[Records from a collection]
* * * * * * *

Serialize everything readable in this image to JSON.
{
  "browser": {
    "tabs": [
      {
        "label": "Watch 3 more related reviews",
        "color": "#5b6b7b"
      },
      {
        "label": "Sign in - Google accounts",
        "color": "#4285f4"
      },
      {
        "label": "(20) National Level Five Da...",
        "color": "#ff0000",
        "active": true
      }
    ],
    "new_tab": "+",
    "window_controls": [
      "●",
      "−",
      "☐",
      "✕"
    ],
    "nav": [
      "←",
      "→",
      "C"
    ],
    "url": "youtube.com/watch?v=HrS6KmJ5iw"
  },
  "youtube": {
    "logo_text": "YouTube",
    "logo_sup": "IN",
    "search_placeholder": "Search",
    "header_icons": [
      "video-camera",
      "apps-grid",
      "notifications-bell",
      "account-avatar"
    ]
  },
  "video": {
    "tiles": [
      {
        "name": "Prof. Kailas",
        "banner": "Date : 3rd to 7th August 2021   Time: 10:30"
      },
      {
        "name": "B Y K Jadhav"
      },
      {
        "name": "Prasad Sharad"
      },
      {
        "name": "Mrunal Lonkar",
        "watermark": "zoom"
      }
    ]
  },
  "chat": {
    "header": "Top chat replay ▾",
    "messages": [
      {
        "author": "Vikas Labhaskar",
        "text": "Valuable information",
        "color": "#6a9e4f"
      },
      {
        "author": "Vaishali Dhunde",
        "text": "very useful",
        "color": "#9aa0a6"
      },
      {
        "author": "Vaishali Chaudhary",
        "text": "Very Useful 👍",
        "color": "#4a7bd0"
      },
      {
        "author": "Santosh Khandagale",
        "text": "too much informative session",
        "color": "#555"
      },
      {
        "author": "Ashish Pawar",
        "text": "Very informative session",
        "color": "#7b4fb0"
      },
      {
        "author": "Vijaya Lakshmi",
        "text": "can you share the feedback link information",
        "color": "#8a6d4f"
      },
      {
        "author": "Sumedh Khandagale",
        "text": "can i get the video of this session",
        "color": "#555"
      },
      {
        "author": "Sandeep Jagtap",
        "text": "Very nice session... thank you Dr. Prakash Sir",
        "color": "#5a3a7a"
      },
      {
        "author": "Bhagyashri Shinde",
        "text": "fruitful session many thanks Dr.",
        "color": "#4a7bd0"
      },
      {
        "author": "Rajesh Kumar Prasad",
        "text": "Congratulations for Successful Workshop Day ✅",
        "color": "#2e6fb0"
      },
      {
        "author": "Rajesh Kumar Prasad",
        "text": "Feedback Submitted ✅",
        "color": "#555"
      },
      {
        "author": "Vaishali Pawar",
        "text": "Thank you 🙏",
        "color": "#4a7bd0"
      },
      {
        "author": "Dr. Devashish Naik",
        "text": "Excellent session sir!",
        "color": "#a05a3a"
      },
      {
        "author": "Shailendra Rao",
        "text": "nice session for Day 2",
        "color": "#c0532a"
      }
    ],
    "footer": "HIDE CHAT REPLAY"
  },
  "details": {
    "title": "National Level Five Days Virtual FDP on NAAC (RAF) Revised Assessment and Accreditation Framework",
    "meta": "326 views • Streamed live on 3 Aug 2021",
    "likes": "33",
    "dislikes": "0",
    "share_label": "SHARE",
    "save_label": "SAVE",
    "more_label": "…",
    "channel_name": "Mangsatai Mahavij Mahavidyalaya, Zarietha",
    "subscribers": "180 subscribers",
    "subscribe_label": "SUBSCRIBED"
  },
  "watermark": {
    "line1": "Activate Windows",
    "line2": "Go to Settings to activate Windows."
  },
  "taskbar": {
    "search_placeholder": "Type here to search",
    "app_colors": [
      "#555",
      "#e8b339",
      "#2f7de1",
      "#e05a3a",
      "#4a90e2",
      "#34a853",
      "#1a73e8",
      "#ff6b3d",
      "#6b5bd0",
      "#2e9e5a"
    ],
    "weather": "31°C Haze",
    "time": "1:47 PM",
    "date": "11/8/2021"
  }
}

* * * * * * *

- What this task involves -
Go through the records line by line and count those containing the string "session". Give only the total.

- Exercise response -
7